The program’s speed, electricity and penchant for sieging the scoreboard drew viewers from across the country — some of them talented high school football players. Kelly’s riskaholic playcalling featured fourth-down and two-point conversions, trick plays and unconventional, exciting new wrinkles to a game steeped in tradition.

And oh, those uniforms. Nike sprung for new threads every game, giving the Ducks a revolving carousel of greens, yellows, blacks and whites never seen before.

“I loved the uniforms,” said one player before the 2010 Rose Bowl, “and then I got to know more about Oregon.”

That player, LaMichael James, would become Oregon’s first Heisman finalist in nearly a decade.

James led the blur of winning the following year, as Oregon raced out to a perfect regular-season and a berth in the BCS National Championship Game, another program first. Of course getting there isn’t the same as winning it — a last-second field goal propelled Auburn to victory — but the school’s exposure in college football’s biggest game led to UO applications rising 30 percent.

The following season, No. 3 Oregon sported its highest-ever preseason ranking. But in the first week of the season, inside colossal Cowboys Stadium, Kelly suffered his first lopsided loss as head coach of the Ducks, 40-27 to LSU.

“Our guys know how to respond to adversity,” Kelly said after the game. “To be the best you have to beat the best.”

The result? Nine-straight wins before a stomach-punch loss to USC on a chilly November night at Autzen.

The hiccup derailed late-blooming title game plans, and the team’s subsequent Rose Bowl win over Big 10 champion Wisconsin felt a little hollow. Yet Kelly had silenced the critics who said he couldn’t win a big game.

Chip Kelly celebrates with his team following Oregon’s victory over Wisconsin in the 2012 Rose Bowl. (Alex McDougall/Emerald)

The victory over the Badgers also earned Kelly something else — attention from the NFL. For 36 hours in mid-January, Kelly came close to accepting the head coaching job with the Tampa Bay Buccaneers before deciding to stay in Oregon.

Ten straight wins in 2012 had the Ducks soaring. Among the highlights — a vengeful record-setting win over USC courtesy 321 rushing yards and five touchdowns by James’ backup-turned-workhorse Kenjon Barner.

Enter Stanford.

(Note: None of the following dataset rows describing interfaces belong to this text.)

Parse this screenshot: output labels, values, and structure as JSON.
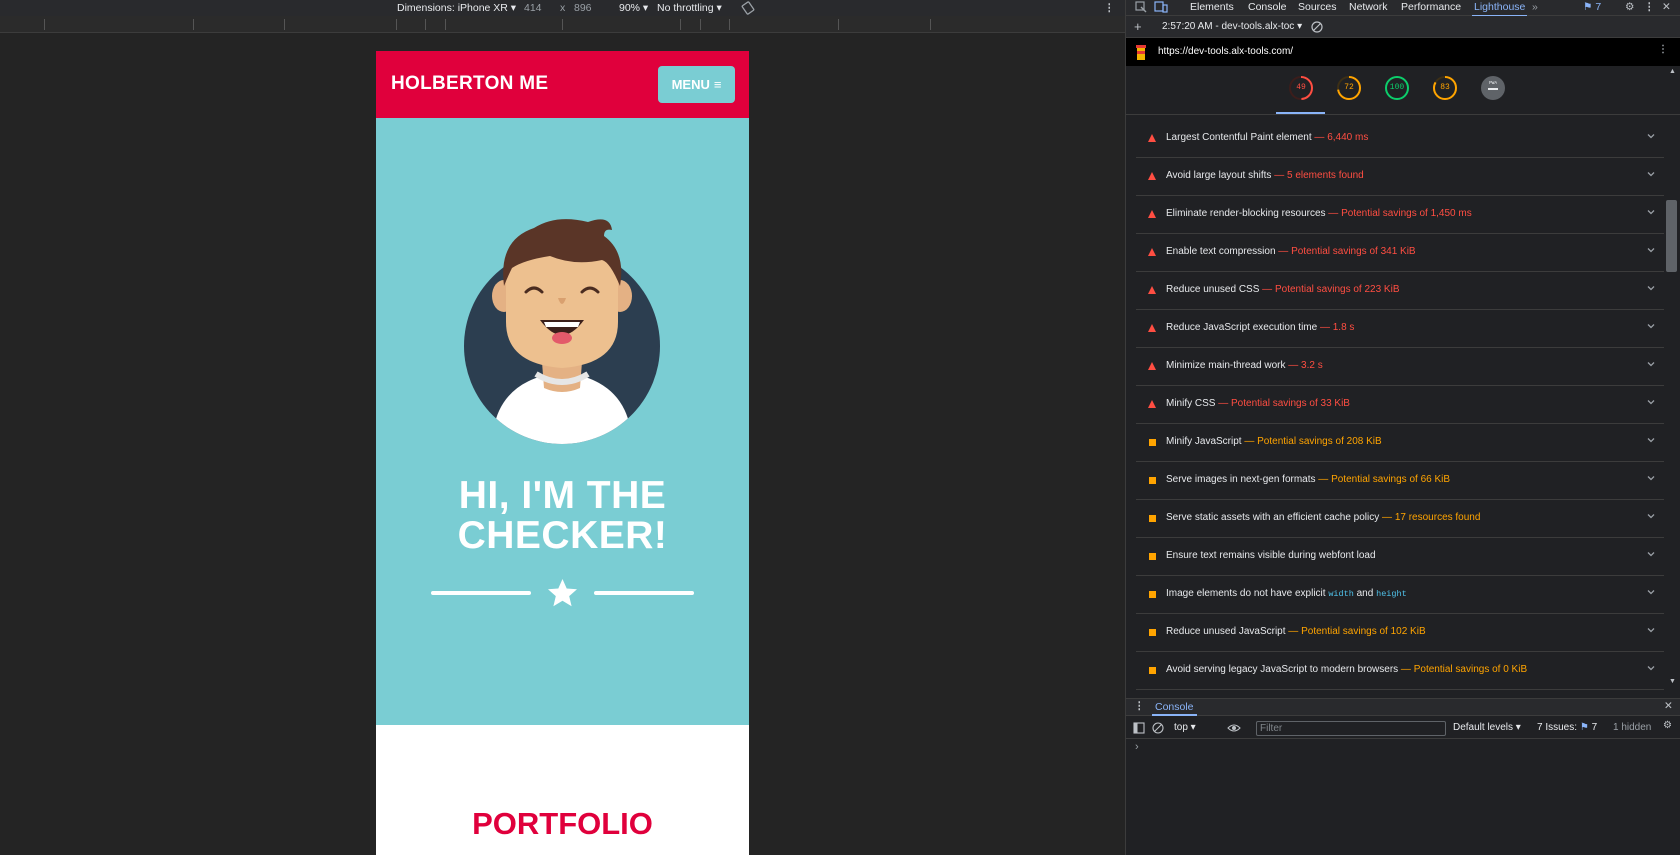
{
  "device_toolbar": {
    "dimensions_label": "Dimensions: iPhone XR ▾",
    "width": "414",
    "times": "x",
    "height": "896",
    "zoom": "90% ▾",
    "throttling": "No throttling ▾"
  },
  "page": {
    "brand": "HOLBERTON ME",
    "menu_label": "MENU",
    "hero_title_line1": "HI, I'M THE",
    "hero_title_line2": "CHECKER!",
    "section_title": "PORTFOLIO"
  },
  "devtools": {
    "tabs": [
      "Elements",
      "Console",
      "Sources",
      "Network",
      "Performance",
      "Lighthouse"
    ],
    "issues_count": "7",
    "lighthouse_report": "2:57:20 AM - dev-tools.alx-toc ▾",
    "url": "https://dev-tools.alx-tools.com/",
    "scores": [
      {
        "value": "49",
        "color": "#ff4e42"
      },
      {
        "value": "72",
        "color": "#ffa400"
      },
      {
        "value": "100",
        "color": "#0cce6b"
      },
      {
        "value": "83",
        "color": "#ffa400"
      },
      {
        "value": "PWA",
        "color": "#9aa0a6"
      }
    ],
    "audits": [
      {
        "title": "Largest Contentful Paint element",
        "detail": " — 6,440 ms",
        "severity": "fail"
      },
      {
        "title": "Avoid large layout shifts",
        "detail": " — 5 elements found",
        "severity": "fail"
      },
      {
        "title": "Eliminate render-blocking resources",
        "detail": " — Potential savings of 1,450 ms",
        "severity": "fail"
      },
      {
        "title": "Enable text compression",
        "detail": " — Potential savings of 341 KiB",
        "severity": "fail"
      },
      {
        "title": "Reduce unused CSS",
        "detail": " — Potential savings of 223 KiB",
        "severity": "fail"
      },
      {
        "title": "Reduce JavaScript execution time",
        "detail": " — 1.8 s",
        "severity": "fail"
      },
      {
        "title": "Minimize main-thread work",
        "detail": " — 3.2 s",
        "severity": "fail"
      },
      {
        "title": "Minify CSS",
        "detail": " — Potential savings of 33 KiB",
        "severity": "fail"
      },
      {
        "title": "Minify JavaScript",
        "detail": " — Potential savings of 208 KiB",
        "severity": "average"
      },
      {
        "title": "Serve images in next-gen formats",
        "detail": " — Potential savings of 66 KiB",
        "severity": "average"
      },
      {
        "title": "Serve static assets with an efficient cache policy",
        "detail": " — 17 resources found",
        "severity": "average"
      },
      {
        "title": "Ensure text remains visible during webfont load",
        "detail": "",
        "severity": "average"
      },
      {
        "title": "Image elements do not have explicit ",
        "code1": "width",
        "and": " and ",
        "code2": "height",
        "detail": "",
        "severity": "average"
      },
      {
        "title": "Reduce unused JavaScript",
        "detail": " — Potential savings of 102 KiB",
        "severity": "average"
      },
      {
        "title": "Avoid serving legacy JavaScript to modern browsers",
        "detail": " — Potential savings of 0 KiB",
        "severity": "average"
      }
    ],
    "drawer_tab": "Console",
    "console": {
      "context": "top ▾",
      "filter_placeholder": "Filter",
      "levels": "Default levels ▾",
      "issues_label": "7 Issues:",
      "issues_count": "7",
      "hidden": "1 hidden",
      "prompt": "›"
    }
  },
  "colors": {
    "brand_red": "#e0003c",
    "hero_teal": "#7acdd3",
    "fail": "#ff4e42",
    "average": "#ffa400",
    "pass": "#0cce6b",
    "accent": "#8ab4f8"
  }
}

The 17-14 loss down the season’s stretch may be the most heartbreaking loss in program history given the year’s expectations and the nature of the Cardinal’s comeback win. Still, like they’ve done throughout Kelly’s career (which has never seen back-to-back losses), the Ducks rebounded to trounce Oregon State for the fourth-straight year and an unprecedented fourth-straight BCS bowl game.

For fans at the Fiesta Bowl, it felt like Kelly’s swan song. A sense of inevitability pervaded Ducks fans in Phoenix, a wistful acknowledgement it was time to mutually move on. No one was surprised when the Philadelphia Eagles, Buffalo Bills and Cleveland Browns all clamored for his attention.

Kelly’s trademark spread offense thrives on speed and deception. He employed both when it was momentarily announced, less than a week after the Fiesta Bowl, that he would return for a fifth season. A week and a half later he was introduced as the Eagles’ head coach.

Charles Kelly leaves behind the greatest four years in program history marked by his own indelible brand. Recently, ESPN found Oregon was the second most popular football team among those 17 and under, and EA Sports cited the Ducks as the nation’s overwhelming favorite team in “NCAA Football ’13.”

They say it never rains there, but regardless of who tries to fill his visor, Oregon fans will never forget the four short, marvelous years Chip Kelly reigned at Autzen Stadium.

(Michael Ciaglo/Emerald Archives)

  • buh

    No on read this article and no one cares about Chip Kellies and you should stop.

    • buh


    • Joe

      Damn you are seriously pathetic, does that comment help raise your crippled self-esteem a bit? For your own sake I sure so

  • Dane

    Sorry to see you guys lose Chip, but as an Eagles fan I have to say I am very excited to see what he brings to our team. Best of luck to your Ducks next year.